Required work
While copying the entries exactly, leave out each picture they contain.
************
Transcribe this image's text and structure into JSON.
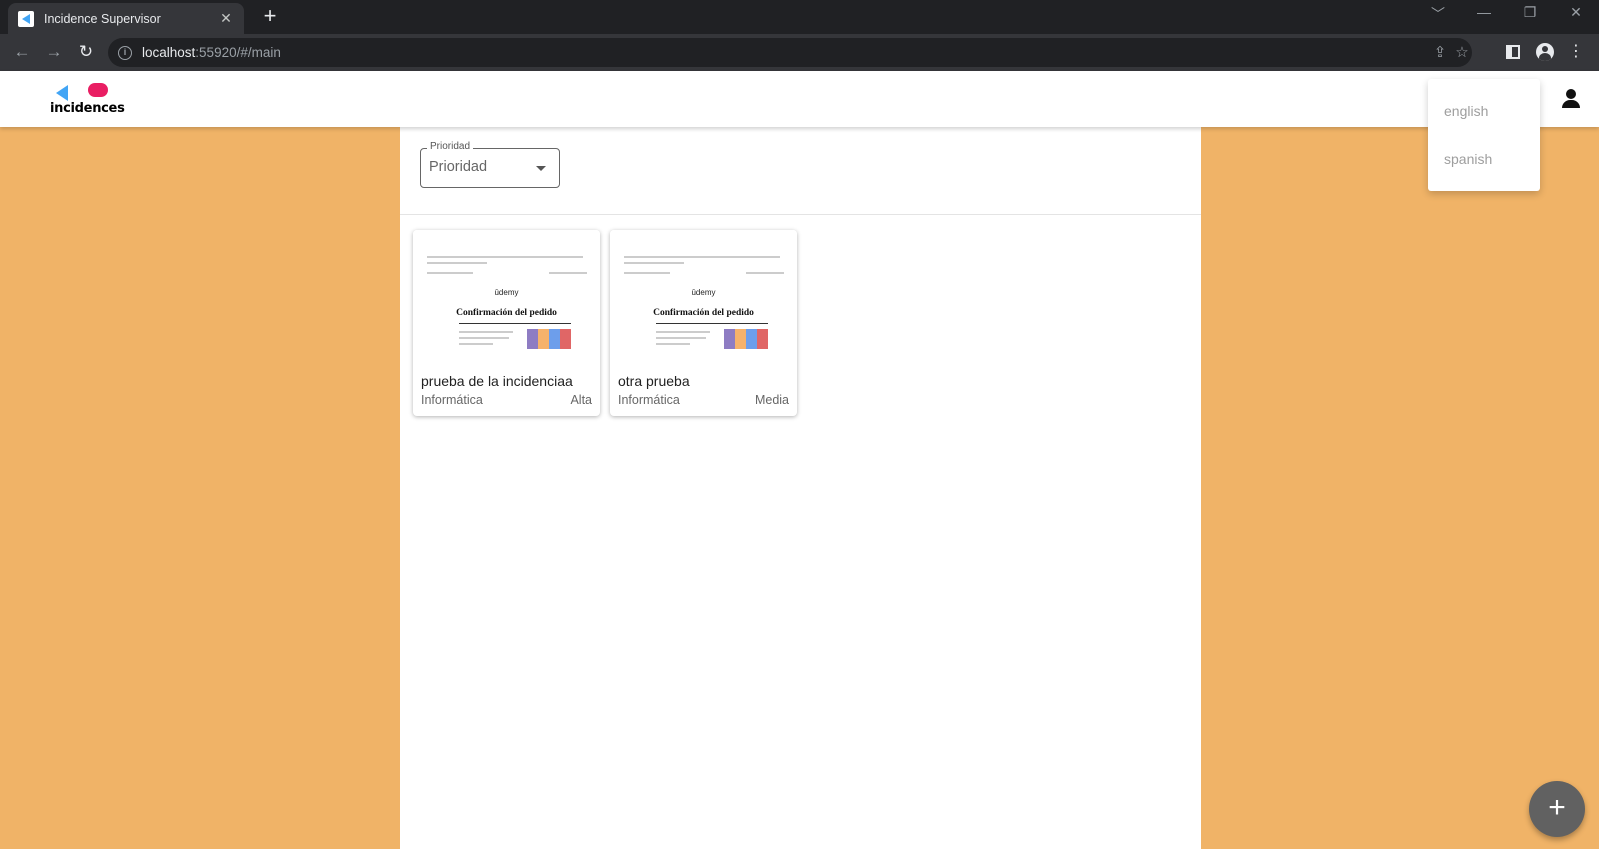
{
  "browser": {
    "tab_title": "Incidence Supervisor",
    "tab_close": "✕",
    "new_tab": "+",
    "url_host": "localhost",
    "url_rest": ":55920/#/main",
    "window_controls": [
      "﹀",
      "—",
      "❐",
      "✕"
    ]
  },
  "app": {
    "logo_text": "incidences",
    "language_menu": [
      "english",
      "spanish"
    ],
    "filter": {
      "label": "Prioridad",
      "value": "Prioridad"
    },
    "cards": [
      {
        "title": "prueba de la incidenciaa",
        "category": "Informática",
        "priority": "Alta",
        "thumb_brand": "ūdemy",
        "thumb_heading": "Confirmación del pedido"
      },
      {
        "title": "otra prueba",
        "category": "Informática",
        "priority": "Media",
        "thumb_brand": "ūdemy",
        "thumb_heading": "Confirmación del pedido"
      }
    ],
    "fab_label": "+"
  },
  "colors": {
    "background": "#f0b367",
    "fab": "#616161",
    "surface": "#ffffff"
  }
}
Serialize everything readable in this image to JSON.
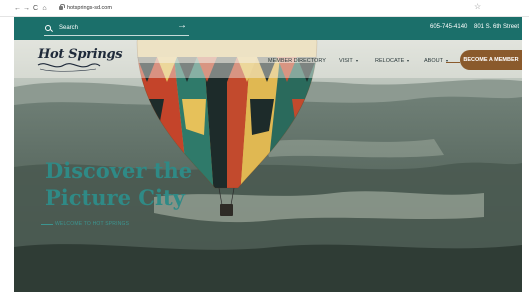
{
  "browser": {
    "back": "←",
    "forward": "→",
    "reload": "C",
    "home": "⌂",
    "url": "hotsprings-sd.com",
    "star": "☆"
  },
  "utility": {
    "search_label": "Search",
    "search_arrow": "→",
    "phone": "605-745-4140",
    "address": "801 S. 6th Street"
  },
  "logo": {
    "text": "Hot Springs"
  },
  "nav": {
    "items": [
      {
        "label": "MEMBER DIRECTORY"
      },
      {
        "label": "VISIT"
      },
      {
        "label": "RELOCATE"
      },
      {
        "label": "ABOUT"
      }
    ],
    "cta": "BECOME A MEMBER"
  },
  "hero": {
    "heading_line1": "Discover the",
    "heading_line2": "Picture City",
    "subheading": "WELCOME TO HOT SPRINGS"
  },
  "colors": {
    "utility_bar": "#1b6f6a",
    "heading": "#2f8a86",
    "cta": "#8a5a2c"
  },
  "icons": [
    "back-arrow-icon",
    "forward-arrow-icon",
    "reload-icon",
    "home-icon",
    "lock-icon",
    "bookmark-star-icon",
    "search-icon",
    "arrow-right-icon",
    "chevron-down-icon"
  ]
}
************
Result of the exercise
Transcribe this image's text and structure into JSON.
{
  "browser": {
    "tab_title": "Incidence Supervisor",
    "tab_close": "✕",
    "new_tab": "+",
    "url_host": "localhost",
    "url_rest": ":55920/#/main",
    "window_controls": [
      "﹀",
      "—",
      "❐",
      "✕"
    ]
  },
  "app": {
    "logo_text": "incidences",
    "language_menu": [
      "english",
      "spanish"
    ],
    "filter": {
      "label": "Prioridad",
      "value": "Prioridad"
    },
    "cards": [
      {
        "title": "prueba de la incidenciaa",
        "category": "Informática",
        "priority": "Alta",
        "thumb_brand": "ūdemy",
        "thumb_heading": "Confirmación del pedido"
      },
      {
        "title": "otra prueba",
        "category": "Informática",
        "priority": "Media",
        "thumb_brand": "ūdemy",
        "thumb_heading": "Confirmación del pedido"
      }
    ],
    "fab_label": "+"
  },
  "colors": {
    "background": "#f0b367",
    "fab": "#616161",
    "surface": "#ffffff"
  }
}
Serialize everything readable in this image to JSON.
{
  "browser": {
    "back": "←",
    "forward": "→",
    "reload": "C",
    "home": "⌂",
    "url": "hotsprings-sd.com",
    "star": "☆"
  },
  "utility": {
    "search_label": "Search",
    "search_arrow": "→",
    "phone": "605-745-4140",
    "address": "801 S. 6th Street"
  },
  "logo": {
    "text": "Hot Springs"
  },
  "nav": {
    "items": [
      {
        "label": "MEMBER DIRECTORY"
      },
      {
        "label": "VISIT"
      },
      {
        "label": "RELOCATE"
      },
      {
        "label": "ABOUT"
      }
    ],
    "cta": "BECOME A MEMBER"
  },
  "hero": {
    "heading_line1": "Discover the",
    "heading_line2": "Picture City",
    "subheading": "WELCOME TO HOT SPRINGS"
  },
  "colors": {
    "utility_bar": "#1b6f6a",
    "heading": "#2f8a86",
    "cta": "#8a5a2c"
  },
  "icons": [
    "back-arrow-icon",
    "forward-arrow-icon",
    "reload-icon",
    "home-icon",
    "lock-icon",
    "bookmark-star-icon",
    "search-icon",
    "arrow-right-icon",
    "chevron-down-icon"
  ]
}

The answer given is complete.